▶ _Exercise description_
Filter out all lines without the word "pxTCB" from the data below, please, and copy the rest.

▶ _Excerpts from an interface dataset_
——————

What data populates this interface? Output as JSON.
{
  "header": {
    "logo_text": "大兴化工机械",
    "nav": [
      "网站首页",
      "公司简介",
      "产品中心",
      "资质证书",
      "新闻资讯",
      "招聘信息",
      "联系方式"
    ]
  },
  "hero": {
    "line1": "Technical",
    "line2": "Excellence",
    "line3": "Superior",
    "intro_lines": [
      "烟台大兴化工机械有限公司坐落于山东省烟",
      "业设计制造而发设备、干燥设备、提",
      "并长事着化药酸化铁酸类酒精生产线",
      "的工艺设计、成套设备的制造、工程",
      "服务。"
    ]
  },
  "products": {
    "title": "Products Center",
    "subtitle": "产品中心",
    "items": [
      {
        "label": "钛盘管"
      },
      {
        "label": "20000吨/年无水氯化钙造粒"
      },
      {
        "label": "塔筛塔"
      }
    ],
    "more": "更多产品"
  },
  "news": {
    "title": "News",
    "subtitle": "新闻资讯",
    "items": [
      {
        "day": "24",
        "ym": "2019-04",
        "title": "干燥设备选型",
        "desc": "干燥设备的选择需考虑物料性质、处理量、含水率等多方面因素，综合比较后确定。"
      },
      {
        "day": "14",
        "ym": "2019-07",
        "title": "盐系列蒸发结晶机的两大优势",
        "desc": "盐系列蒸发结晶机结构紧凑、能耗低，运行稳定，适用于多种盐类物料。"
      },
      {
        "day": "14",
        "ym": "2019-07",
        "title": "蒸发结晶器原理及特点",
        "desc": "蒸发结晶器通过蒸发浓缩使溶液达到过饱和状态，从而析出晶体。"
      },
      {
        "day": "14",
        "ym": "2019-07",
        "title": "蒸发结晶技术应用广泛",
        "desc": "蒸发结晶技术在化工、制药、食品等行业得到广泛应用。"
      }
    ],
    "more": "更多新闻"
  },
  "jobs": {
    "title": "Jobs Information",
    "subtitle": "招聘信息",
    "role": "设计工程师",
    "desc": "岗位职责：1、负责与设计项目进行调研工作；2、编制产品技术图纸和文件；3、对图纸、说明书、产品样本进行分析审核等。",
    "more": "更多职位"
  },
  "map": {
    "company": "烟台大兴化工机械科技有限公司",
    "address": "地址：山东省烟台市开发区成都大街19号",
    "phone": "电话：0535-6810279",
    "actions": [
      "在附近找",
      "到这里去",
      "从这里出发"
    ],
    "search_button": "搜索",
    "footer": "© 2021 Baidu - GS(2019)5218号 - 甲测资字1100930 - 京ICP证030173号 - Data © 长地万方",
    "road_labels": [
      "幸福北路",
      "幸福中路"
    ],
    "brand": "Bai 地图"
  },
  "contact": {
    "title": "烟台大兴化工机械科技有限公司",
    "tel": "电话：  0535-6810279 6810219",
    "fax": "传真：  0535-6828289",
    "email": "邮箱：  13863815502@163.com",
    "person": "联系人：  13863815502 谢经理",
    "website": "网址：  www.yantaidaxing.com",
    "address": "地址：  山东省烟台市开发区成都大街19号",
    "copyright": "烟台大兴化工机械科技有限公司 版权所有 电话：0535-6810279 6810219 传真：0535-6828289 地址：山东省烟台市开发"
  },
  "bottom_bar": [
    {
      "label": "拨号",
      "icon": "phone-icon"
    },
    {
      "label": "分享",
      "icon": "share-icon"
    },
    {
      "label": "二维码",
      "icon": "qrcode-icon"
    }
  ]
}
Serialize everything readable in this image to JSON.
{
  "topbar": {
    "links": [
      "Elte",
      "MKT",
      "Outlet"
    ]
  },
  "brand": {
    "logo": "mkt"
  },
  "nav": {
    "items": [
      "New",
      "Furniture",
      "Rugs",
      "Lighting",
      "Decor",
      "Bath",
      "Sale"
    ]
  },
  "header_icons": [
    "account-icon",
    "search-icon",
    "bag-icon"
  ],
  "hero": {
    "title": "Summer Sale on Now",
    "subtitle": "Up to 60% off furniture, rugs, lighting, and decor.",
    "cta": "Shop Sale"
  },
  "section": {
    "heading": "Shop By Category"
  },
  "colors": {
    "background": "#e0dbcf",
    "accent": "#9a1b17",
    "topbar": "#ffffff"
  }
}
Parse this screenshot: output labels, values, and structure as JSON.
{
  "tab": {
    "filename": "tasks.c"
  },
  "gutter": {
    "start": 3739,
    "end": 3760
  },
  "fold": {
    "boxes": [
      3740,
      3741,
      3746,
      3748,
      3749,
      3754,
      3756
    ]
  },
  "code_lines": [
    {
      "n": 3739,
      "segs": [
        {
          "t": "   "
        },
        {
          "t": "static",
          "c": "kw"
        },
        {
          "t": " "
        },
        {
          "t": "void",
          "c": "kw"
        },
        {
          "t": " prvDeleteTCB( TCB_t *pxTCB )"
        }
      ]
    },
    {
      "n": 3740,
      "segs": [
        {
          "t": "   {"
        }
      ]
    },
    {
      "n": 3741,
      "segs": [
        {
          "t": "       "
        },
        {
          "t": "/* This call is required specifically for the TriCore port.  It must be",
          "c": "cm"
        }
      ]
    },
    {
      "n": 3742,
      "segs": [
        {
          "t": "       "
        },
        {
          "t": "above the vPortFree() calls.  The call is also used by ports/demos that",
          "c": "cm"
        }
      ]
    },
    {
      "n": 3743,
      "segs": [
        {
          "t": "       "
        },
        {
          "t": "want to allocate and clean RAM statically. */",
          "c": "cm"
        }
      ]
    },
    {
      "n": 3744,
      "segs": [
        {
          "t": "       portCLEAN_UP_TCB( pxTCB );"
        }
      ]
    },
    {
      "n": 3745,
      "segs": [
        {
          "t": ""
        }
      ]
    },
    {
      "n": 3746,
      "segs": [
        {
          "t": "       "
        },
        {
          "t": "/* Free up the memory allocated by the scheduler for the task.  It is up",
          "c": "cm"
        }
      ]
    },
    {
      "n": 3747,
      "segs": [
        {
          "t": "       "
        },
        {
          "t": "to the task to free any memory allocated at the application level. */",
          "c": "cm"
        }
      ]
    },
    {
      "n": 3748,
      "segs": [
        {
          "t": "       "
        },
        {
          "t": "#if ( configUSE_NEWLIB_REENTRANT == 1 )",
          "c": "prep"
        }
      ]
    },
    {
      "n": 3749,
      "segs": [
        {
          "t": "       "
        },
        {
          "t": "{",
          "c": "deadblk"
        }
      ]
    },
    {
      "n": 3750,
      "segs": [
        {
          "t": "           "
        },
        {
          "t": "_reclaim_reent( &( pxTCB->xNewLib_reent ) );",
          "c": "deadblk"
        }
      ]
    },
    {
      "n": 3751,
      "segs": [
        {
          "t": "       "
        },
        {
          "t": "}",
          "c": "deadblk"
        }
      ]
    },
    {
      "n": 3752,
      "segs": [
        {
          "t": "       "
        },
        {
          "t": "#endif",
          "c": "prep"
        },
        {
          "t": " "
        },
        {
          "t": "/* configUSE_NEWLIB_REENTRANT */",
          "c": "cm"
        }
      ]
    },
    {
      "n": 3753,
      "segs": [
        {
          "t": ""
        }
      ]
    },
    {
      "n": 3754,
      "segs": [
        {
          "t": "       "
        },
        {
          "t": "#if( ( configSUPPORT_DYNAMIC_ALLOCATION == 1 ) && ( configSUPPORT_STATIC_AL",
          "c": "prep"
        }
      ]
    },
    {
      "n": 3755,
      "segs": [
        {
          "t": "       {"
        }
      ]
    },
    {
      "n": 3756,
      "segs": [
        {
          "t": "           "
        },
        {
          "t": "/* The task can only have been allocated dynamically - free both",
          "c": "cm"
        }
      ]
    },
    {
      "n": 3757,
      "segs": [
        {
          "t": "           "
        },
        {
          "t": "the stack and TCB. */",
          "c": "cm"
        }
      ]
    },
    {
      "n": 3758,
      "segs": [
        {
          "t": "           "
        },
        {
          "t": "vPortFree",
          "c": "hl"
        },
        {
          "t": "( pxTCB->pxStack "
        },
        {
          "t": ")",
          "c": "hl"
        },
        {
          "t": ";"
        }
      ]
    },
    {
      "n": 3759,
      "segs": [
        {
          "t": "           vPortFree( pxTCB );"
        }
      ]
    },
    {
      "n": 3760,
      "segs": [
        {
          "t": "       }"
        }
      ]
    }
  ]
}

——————

▶ _Answer section_
          "t": " prvDeleteTCB( TCB_t *pxTCB )"
          "t": "       portCLEAN_UP_TCB( pxTCB );"
          "t": "_reclaim_reent( &( pxTCB->xNewLib_reent ) );",
          "t": "( pxTCB->pxStack "
          "t": "           vPortFree( pxTCB );"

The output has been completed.